# DIRECTIONS
If a line in the material below has the word "fuego", copy it.

Segment Start: GIVEN INFORMATION

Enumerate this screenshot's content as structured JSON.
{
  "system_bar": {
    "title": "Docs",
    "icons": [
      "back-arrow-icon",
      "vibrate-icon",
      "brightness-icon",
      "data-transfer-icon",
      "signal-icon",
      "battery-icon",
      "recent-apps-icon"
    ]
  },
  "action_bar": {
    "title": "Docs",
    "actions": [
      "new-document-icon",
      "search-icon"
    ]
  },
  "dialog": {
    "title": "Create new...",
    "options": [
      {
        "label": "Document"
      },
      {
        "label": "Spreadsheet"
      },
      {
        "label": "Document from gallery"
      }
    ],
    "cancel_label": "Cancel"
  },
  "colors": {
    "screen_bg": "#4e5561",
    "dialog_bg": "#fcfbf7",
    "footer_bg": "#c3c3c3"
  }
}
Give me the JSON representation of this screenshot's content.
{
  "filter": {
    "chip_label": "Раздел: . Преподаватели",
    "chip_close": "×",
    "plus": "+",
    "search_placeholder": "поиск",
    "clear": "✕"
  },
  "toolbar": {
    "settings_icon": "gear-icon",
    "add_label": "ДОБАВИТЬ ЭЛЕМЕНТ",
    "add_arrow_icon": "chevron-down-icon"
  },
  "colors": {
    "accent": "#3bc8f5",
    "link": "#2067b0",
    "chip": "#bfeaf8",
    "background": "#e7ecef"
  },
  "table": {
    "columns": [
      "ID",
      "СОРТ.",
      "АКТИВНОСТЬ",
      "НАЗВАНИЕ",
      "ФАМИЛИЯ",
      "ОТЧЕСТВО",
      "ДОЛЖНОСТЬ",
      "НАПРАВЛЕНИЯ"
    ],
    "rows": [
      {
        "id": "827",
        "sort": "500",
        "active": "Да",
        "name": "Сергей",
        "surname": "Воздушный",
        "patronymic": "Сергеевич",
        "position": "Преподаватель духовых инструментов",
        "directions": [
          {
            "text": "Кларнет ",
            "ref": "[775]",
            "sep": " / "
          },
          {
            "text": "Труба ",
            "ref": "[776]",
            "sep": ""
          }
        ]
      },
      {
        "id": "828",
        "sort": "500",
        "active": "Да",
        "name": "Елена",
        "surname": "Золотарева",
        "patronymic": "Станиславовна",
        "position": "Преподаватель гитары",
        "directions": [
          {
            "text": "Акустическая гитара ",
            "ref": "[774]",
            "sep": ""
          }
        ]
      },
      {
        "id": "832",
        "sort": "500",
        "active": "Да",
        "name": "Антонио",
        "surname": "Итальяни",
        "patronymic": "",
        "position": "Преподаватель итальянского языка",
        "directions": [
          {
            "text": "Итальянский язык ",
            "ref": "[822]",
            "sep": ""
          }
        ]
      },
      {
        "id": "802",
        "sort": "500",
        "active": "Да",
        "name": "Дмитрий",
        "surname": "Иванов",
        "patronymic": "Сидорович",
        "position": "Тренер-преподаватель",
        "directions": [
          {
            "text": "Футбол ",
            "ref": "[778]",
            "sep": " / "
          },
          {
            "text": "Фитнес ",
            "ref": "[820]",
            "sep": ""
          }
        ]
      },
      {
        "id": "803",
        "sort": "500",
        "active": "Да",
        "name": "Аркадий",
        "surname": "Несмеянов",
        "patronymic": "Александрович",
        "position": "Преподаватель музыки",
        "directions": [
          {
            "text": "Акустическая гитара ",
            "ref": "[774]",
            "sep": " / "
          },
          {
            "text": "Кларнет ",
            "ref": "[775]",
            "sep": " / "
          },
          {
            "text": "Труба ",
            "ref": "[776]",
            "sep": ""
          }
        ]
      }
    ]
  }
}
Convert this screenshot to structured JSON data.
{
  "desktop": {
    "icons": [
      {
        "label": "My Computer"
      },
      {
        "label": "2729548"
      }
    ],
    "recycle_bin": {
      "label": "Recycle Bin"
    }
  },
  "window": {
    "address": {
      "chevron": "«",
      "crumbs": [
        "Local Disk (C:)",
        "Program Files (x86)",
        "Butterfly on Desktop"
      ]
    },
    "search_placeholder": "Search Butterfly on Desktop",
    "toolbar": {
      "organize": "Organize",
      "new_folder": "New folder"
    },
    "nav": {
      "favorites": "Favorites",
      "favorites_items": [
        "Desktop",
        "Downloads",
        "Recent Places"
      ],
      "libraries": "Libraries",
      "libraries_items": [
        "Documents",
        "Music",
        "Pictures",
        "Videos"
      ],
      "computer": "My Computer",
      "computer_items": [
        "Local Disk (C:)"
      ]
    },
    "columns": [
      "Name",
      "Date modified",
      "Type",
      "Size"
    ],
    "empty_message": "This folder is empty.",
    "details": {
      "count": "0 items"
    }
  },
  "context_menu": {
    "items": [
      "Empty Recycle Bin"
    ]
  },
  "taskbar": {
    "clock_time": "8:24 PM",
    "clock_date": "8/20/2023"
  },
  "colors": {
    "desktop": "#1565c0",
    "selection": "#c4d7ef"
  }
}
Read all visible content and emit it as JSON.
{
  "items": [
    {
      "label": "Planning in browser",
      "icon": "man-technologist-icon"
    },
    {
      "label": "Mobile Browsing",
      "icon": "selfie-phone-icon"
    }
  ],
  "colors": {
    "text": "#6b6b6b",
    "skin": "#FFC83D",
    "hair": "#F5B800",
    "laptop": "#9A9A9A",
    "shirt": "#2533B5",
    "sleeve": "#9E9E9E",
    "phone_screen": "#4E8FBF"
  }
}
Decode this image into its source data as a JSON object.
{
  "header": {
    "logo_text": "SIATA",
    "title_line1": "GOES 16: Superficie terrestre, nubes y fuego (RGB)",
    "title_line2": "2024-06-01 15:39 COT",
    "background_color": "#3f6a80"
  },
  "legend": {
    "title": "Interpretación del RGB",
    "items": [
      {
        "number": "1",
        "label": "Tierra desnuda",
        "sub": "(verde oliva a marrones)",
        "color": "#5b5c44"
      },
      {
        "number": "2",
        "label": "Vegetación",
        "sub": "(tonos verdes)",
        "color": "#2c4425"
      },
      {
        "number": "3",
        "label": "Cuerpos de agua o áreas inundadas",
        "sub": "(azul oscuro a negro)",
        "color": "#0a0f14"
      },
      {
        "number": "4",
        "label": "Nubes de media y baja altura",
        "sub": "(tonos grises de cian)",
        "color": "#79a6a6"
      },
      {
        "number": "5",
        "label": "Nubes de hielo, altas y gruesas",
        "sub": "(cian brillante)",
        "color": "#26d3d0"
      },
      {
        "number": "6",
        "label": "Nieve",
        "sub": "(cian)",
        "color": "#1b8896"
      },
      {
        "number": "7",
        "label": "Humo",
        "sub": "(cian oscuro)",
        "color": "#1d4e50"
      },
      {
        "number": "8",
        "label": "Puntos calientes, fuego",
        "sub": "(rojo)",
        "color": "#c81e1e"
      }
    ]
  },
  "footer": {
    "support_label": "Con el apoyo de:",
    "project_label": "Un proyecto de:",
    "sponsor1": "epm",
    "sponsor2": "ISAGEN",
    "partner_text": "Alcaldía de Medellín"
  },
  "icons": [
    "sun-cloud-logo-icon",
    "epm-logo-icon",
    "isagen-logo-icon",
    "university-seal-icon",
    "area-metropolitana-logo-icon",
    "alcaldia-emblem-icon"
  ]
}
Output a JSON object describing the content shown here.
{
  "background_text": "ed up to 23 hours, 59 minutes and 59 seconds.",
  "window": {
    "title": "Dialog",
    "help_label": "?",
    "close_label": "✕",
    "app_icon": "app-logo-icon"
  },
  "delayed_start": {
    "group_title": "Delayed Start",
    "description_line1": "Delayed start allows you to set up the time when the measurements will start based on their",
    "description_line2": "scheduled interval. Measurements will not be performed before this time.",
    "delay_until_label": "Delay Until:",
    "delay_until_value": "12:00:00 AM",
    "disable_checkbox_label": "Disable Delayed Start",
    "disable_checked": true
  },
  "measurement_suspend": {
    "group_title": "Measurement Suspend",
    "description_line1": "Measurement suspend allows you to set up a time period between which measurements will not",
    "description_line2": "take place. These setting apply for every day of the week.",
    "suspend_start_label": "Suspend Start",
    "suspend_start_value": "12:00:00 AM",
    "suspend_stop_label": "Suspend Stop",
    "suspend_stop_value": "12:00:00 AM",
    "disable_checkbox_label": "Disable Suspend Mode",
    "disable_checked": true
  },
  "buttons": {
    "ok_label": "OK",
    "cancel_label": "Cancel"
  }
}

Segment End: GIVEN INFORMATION

# WRITTEN ANSWER
    "title_line1": "GOES 16: Superficie terrestre, nubes y fuego (RGB)",
        "label": "Puntos calientes, fuego",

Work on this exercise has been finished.